I did much yesterday morning, as I do most mornings, and one of those things was to go out to Forest Hills Cemetery on the Orange Line. I'd gone to bed at nine the night before, and arose on Sunday at 2:30--the kind of early start I like.
I hadn't been to Forest Hills in some time, though it's a place I have visited regularly over many years now. Like Mt. Auburn Cemetery in Cambridge, it's a place for walking, being out in nature, birding, being present. You're not strolling around some place of the interred dead, so much as you are spending time in a setting that invites contemplation as to life. I find it helpful and good for the soul, and my next moves in all of that in which I'm dealing with and embroiled. I regather, and I find energy here. It is essential, in my view--especially in my situation--to always be acquiring energy.
The cemetery, which was established in 1848, consists of 275 acres. E.E. Cummings is buried here, but I admit that I don't know where, as of yet. Not where I tend to walk, it seems.
I read many of the headstones, and I always make a point of visiting one I first became aware of more than twenty years ago, which gives an idea how long I've been going to this spot. That would be the marker for Mary May, wife of Samuel, who lived to be ninety-five, at a time when hardly anyone did. If you look closely at the bottom, you'll see the quote, "She hath done what she could," which I love.
What more needs to be said? What more can be asked of any of us? And what could be better said about any of us if we truly did what we could? But how many ever do?

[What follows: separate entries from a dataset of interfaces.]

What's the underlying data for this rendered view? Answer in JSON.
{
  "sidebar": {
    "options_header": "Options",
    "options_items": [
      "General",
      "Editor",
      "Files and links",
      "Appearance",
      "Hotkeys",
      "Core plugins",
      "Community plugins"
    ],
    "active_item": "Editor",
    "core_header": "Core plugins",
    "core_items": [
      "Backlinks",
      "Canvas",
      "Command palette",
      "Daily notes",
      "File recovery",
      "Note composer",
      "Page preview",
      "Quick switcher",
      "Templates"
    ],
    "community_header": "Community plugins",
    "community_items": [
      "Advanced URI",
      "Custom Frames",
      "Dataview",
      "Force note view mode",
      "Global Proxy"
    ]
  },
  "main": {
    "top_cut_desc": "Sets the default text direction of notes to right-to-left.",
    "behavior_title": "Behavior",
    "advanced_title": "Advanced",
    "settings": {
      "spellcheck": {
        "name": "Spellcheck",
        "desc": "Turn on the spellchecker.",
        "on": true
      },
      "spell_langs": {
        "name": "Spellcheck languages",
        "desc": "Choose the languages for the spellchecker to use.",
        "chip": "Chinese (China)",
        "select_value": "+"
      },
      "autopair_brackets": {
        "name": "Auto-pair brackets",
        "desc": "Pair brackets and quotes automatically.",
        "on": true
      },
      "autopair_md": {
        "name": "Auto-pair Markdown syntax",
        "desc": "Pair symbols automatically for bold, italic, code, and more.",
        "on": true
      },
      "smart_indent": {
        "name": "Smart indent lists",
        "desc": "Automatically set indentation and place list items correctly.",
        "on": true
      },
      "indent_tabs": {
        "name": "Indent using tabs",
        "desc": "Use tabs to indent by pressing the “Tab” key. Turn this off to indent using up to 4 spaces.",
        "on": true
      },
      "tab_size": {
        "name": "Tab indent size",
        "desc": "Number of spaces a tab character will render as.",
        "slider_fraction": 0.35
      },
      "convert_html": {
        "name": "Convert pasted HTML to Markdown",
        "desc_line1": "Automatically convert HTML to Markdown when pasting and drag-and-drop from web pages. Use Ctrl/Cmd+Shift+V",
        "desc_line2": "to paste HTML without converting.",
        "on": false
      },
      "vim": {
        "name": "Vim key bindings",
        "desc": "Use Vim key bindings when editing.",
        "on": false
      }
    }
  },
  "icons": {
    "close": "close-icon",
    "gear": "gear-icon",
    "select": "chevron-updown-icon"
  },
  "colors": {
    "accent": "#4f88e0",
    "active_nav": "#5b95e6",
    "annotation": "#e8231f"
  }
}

There are stories everywhere in a place like this. There are stories all around us, of course, but here the stories are suggested in words. Consider, for example, the very young married couple, and how early she left this world. What happened? When were they first married? Then he went on living and it would seem like he went on living alone, for twenty-five years. "DIVIDED BUT FOR A TIME."